*What needs to be done*:
Return the lines of the data below in which the string "this" occurs.

Entries from a dataset of interfaces
......
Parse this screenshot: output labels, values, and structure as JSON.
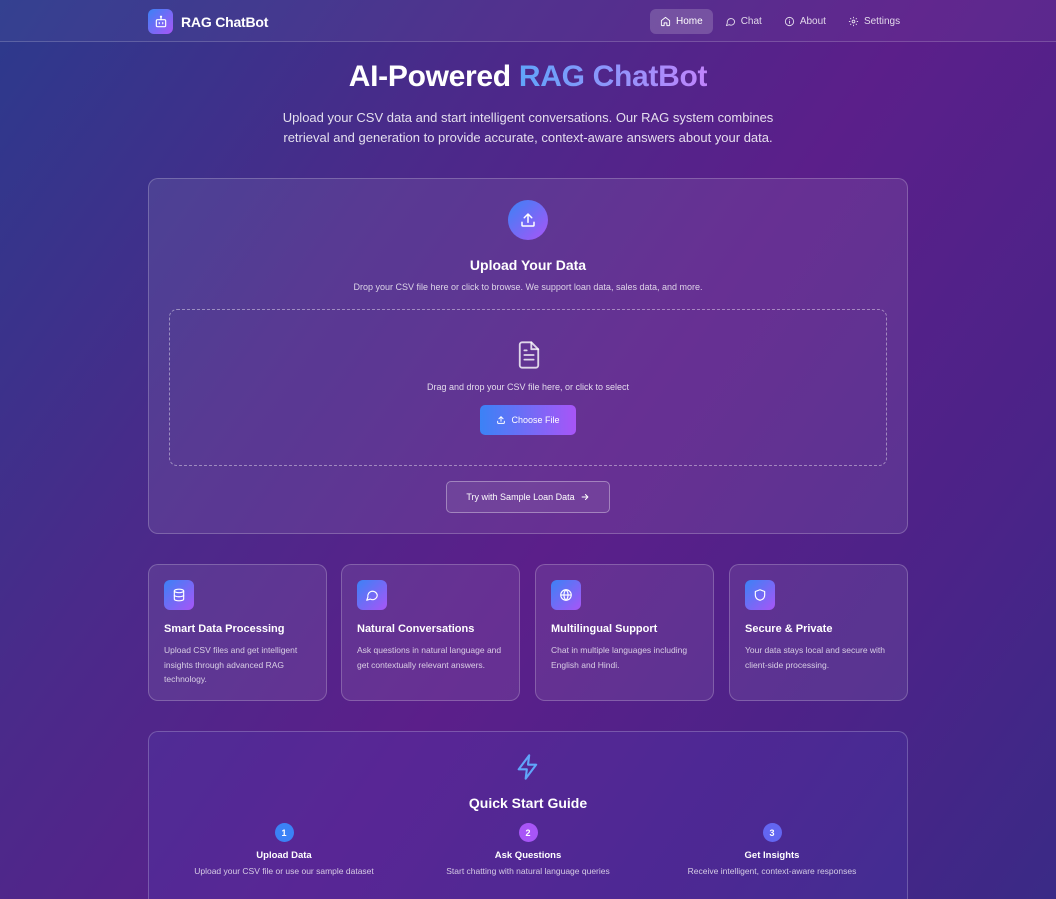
{
  "nav": {
    "brand": "RAG ChatBot",
    "links": [
      {
        "label": "Home",
        "icon": "home-icon",
        "active": true
      },
      {
        "label": "Chat",
        "icon": "chat-icon"
      },
      {
        "label": "About",
        "icon": "info-icon"
      },
      {
        "label": "Settings",
        "icon": "gear-icon"
      }
    ]
  },
  "hero": {
    "title_prefix": "AI-Powered ",
    "title_accent": "RAG ChatBot",
    "subtitle": "Upload your CSV data and start intelligent conversations. Our RAG system combines retrieval and generation to provide accurate, context-aware answers about your data."
  },
  "upload": {
    "title": "Upload Your Data",
    "description": "Drop your CSV file here or click to browse. We support loan data, sales data, and more.",
    "drop_text": "Drag and drop your CSV file here, or click to select",
    "choose_label": "Choose File",
    "sample_label": "Try with Sample Loan Data"
  },
  "features": [
    {
      "title": "Smart Data Processing",
      "desc": "Upload CSV files and get intelligent insights through advanced RAG technology.",
      "icon": "database-icon"
    },
    {
      "title": "Natural Conversations",
      "desc": "Ask questions in natural language and get contextually relevant answers.",
      "icon": "chat-bubble-icon"
    },
    {
      "title": "Multilingual Support",
      "desc": "Chat in multiple languages including English and Hindi.",
      "icon": "globe-icon"
    },
    {
      "title": "Secure & Private",
      "desc": "Your data stays local and secure with client-side processing.",
      "icon": "shield-icon"
    }
  ],
  "quick_start": {
    "title": "Quick Start Guide",
    "steps": [
      {
        "num": "1",
        "title": "Upload Data",
        "desc": "Upload your CSV file or use our sample dataset",
        "color": "#3b82f6"
      },
      {
        "num": "2",
        "title": "Ask Questions",
        "desc": "Start chatting with natural language queries",
        "color": "#a855f7"
      },
      {
        "num": "3",
        "title": "Get Insights",
        "desc": "Receive intelligent, context-aware responses",
        "color": "#6366f1"
      }
    ]
  },
  "colors": {
    "accent_blue": "#3b82f6",
    "accent_purple": "#a855f7"
  }
}
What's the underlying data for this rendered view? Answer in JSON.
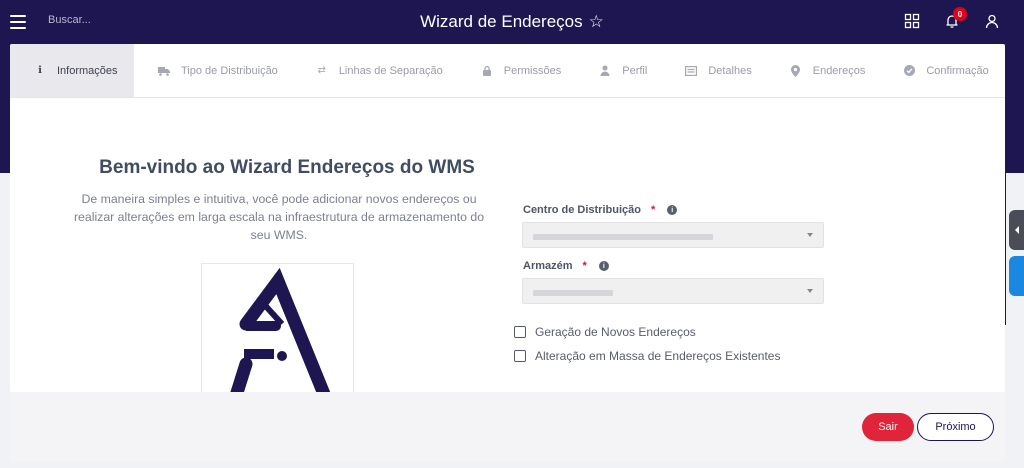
{
  "header": {
    "search_placeholder": "Buscar...",
    "title": "Wizard de Endereços",
    "notifications_count": "0"
  },
  "tabs": [
    {
      "label": "Informações",
      "icon": "info-icon",
      "active": true
    },
    {
      "label": "Tipo de Distribuição",
      "icon": "truck-icon"
    },
    {
      "label": "Linhas de Separação",
      "icon": "arrows-icon"
    },
    {
      "label": "Permissões",
      "icon": "lock-icon"
    },
    {
      "label": "Perfil",
      "icon": "user-icon"
    },
    {
      "label": "Detalhes",
      "icon": "card-icon"
    },
    {
      "label": "Endereços",
      "icon": "map-marker-icon"
    },
    {
      "label": "Confirmação",
      "icon": "check-circle-icon"
    }
  ],
  "welcome": {
    "title": "Bem-vindo ao Wizard Endereços do WMS",
    "text": "De maneira simples e intuitiva, você pode adicionar novos endereços ou realizar alterações em larga escala na infraestrutura de armazenamento do seu WMS."
  },
  "form": {
    "centro_label": "Centro de Distribuição",
    "armazem_label": "Armazém",
    "required_mark": "*",
    "option_new": "Geração de Novos Endereços",
    "option_mass": "Alteração em Massa de Endereços Existentes"
  },
  "footer": {
    "exit_label": "Sair",
    "next_label": "Próximo"
  },
  "colors": {
    "brand": "#1e1650",
    "danger": "#e0243a",
    "accent_blue": "#1a88e0"
  }
}
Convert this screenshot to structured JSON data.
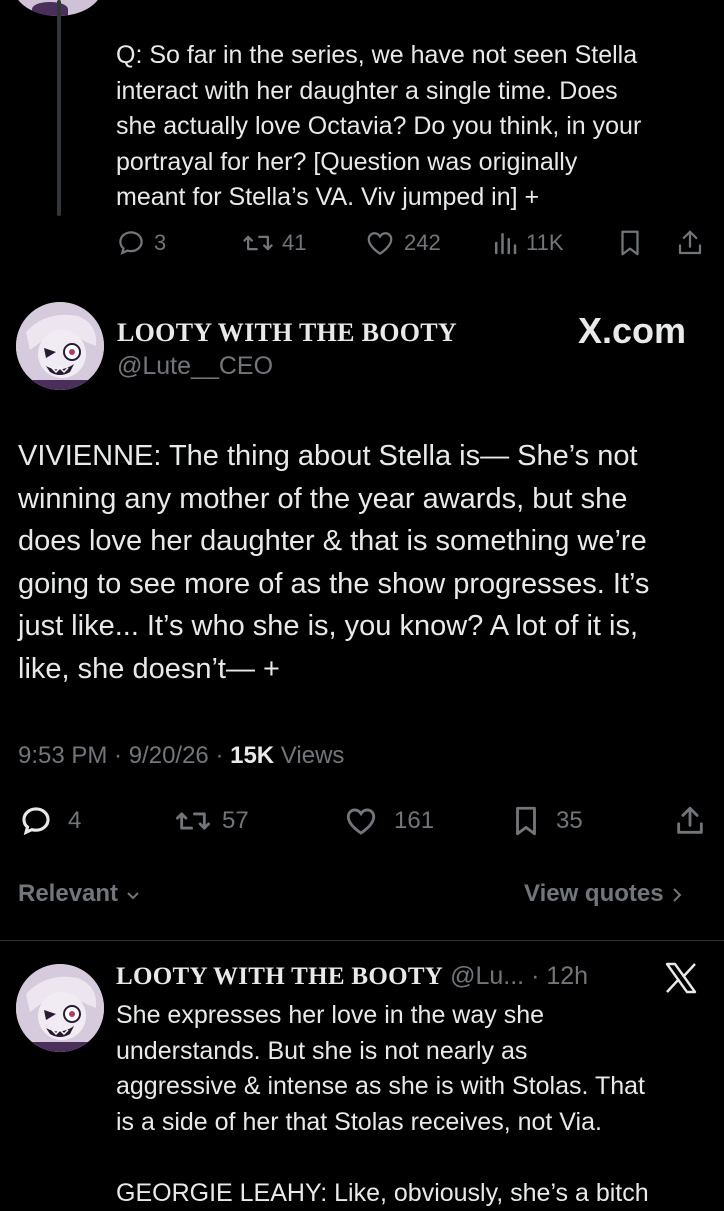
{
  "question_post": {
    "text": "Q: So far in the series, we have not seen Stella\ninteract with her daughter a single time. Does\nshe actually love Octavia? Do you think, in your\nportrayal for her? [Question was originally\nmeant for Stella’s VA. Viv jumped in] +",
    "replies": "3",
    "reposts": "41",
    "likes": "242",
    "views": "11K"
  },
  "main_post": {
    "author_name": "LOOTY WITH THE BOOTY",
    "handle": "@Lute__CEO",
    "watermark": "X.com",
    "text": "VIVIENNE: The thing about Stella is— She’s not\nwinning any mother of the year awards, but she\ndoes love her daughter & that is something we’re\ngoing to see more of as the show progresses. It’s\njust like... It’s who she is, you know? A lot of it is,\nlike, she doesn’t— +",
    "time": "9:53 PM · 9/20/26 · ",
    "views_count": "15K",
    "views_label": " Views",
    "replies": "4",
    "reposts": "57",
    "likes": "161",
    "bookmarks": "35"
  },
  "sort": {
    "relevant_label": "Relevant",
    "view_quotes_label": "View quotes"
  },
  "reply_post": {
    "author_name": "LOOTY WITH THE BOOTY",
    "handle_time": "@Lu... · 12h",
    "text": "She expresses her love in the way she\nunderstands. But she is not nearly as\naggressive & intense as she is with Stolas. That\nis a side of her that Stolas receives, not Via.\n\nGEORGIE LEAHY: Like, obviously, she’s a bitch"
  },
  "icons": [
    "reply-icon",
    "repost-icon",
    "like-icon",
    "views-icon",
    "bookmark-icon",
    "share-icon",
    "chevron-down-icon",
    "chevron-right-icon",
    "x-logo-icon"
  ]
}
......
*Written response*:
Parse this screenshot: output labels, values, and structure as JSON.
What's the underlying data for this rendered view? Answer in JSON.
Convert this screenshot to structured JSON data.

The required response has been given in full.